Importantly, the Courts have made it clear that they will not hesitate to force the parties to work together – or even to deny discovery or shift costs – if one or both of the parties is not cooperating. See, e.g., Moore v. Publicis Groupe, 287 F.R.D. 182, 184 (S.D.N.Y. 2012) (advising counsel to seek agreement on the use of predictive coding); SEC v. Collins & Aikman Corp., 256 F.R.D. 403, 415 (S.D.N.Y.2009) (directing parties "to meet and confer forthwith and develop a workable search protocol").For example, Judge Grimm's Discovery Order provides that
[t]he failure of a party or counsel to cooperate will be relevant in resolving any discovery disputes, including whether the Court will permit discovery beyond Phase 1 Discovery and, if so, who shall bear the cost of that discovery. Whether a party or counsel has cooperated during discovery also will be relevant in determining whether the Court should impose sanctions in resolving discovery motions.
Grimm, J., Discovery Order ¶ 3. Likewise, in DeGeer v. Gillis, 755 F. Supp. 2d 909 (N.D.Ill. 2010) the court found that the parties had not approached e-discovery with a spirit of cooperation or efficiency and ordered the parties to share the costs of all future electronic productions so as to "encourage" them to determine whether future requests were proportionate to the expected benefit.
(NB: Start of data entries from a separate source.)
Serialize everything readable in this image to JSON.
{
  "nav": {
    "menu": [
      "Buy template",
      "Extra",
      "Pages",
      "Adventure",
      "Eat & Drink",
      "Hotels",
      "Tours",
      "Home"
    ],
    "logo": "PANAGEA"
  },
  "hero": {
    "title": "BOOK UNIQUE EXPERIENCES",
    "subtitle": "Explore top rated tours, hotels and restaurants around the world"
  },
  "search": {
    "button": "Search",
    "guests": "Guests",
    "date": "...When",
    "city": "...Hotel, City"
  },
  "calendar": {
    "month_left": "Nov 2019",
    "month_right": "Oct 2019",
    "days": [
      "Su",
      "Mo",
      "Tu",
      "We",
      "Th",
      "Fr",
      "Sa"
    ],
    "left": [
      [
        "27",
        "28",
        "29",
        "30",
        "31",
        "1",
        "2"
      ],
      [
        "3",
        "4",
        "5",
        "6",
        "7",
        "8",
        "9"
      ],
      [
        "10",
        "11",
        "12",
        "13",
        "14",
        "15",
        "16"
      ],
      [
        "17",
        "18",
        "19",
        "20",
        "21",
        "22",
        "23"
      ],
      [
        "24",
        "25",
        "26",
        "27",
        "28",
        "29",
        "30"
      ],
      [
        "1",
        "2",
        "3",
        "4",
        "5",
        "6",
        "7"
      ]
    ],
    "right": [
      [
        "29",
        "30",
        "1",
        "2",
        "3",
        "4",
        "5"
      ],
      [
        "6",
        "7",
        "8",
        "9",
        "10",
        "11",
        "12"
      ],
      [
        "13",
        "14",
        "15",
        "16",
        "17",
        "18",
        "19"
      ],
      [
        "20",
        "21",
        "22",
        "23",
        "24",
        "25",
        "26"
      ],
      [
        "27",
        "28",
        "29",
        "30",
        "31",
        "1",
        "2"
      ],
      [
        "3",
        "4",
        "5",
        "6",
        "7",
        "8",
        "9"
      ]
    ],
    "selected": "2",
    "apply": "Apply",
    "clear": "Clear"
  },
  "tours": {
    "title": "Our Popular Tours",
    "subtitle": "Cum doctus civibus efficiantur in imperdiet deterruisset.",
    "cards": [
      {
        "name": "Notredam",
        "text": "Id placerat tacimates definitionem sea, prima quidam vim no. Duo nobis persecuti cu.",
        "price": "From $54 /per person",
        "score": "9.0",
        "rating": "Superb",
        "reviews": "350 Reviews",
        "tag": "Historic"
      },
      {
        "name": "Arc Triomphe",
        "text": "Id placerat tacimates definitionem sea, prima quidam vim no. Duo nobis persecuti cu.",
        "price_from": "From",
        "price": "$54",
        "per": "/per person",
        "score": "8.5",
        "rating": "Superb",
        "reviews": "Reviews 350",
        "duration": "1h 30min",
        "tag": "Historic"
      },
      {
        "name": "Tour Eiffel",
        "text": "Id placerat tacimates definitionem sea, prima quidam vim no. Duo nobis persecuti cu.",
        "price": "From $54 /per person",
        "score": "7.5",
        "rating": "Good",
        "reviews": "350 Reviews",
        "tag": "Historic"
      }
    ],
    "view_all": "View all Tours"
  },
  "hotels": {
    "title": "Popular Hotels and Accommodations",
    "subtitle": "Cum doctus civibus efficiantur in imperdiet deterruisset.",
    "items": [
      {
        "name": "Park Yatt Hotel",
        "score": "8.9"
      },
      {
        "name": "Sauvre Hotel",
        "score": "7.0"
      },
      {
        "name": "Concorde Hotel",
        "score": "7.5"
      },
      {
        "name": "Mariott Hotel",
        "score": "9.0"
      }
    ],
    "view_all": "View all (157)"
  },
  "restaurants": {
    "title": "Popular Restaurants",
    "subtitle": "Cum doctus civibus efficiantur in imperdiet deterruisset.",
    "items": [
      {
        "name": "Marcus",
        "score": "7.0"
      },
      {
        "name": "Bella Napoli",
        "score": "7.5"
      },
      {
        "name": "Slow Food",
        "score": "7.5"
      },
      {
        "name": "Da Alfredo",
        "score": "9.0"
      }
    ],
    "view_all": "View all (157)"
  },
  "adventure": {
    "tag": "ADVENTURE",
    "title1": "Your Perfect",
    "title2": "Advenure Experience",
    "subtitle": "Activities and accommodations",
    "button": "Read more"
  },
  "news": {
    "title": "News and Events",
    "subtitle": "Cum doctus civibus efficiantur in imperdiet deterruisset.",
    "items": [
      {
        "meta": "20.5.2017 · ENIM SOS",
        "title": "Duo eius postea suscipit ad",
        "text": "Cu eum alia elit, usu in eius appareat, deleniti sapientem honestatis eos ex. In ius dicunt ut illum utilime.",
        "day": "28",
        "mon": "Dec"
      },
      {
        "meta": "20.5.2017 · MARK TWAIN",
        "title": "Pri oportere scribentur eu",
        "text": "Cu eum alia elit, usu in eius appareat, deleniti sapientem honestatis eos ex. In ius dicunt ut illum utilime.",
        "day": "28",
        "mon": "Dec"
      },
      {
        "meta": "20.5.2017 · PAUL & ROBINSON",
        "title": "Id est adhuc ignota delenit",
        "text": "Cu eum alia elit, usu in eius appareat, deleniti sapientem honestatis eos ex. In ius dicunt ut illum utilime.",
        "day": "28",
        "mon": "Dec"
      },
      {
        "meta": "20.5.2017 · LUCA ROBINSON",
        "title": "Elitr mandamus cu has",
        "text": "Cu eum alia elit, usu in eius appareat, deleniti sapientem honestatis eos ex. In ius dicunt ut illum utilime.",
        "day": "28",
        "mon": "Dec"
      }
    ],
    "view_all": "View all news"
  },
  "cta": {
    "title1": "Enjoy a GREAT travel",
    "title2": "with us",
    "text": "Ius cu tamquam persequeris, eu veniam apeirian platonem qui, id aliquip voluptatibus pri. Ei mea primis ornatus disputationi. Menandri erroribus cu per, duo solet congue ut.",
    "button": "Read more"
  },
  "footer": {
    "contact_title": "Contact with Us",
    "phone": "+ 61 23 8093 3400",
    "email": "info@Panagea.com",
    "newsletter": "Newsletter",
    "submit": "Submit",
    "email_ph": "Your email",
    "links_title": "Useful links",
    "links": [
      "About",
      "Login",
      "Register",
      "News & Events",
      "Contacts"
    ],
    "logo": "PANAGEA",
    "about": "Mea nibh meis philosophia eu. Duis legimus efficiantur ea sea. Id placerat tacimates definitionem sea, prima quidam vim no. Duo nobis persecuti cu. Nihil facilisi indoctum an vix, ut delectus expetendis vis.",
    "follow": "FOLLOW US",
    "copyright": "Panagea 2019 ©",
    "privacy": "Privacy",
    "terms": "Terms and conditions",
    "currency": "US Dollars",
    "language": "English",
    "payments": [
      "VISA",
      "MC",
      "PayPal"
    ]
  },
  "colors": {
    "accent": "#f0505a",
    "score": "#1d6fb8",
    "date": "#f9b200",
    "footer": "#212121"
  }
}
The cost of e-discovery continues to rise and lawyers are doing their clients a disservice if they fail to take the concepts of proportionality and cooperation to heart. At the very outset of a case, counsel should confer with their clients and make realistic judgments as to the type and amount of e-discovery that is truly needed. Counsel should then meet and discuss with opposing counsel mutually agreeable means to control e-discovery. It is critical that counsel come to those meetings prepared with concrete measures – such as phased discovery, limits on custodians or search terms, and privilege "clawback" agreements – so that a concrete plan can be put into place. Finally, if all else fails and the opposing side is demanding unreasonable discovery, counsel should be prepared to provide the Court with concrete evidence – including hard estimates of costs – showing that the discovery demanded by the opposing side is disproportionate and that costs should be shifted.
This article originally appeared in the May 2014 issue of The Barrister, a publication of the Baltimore City Bar Association.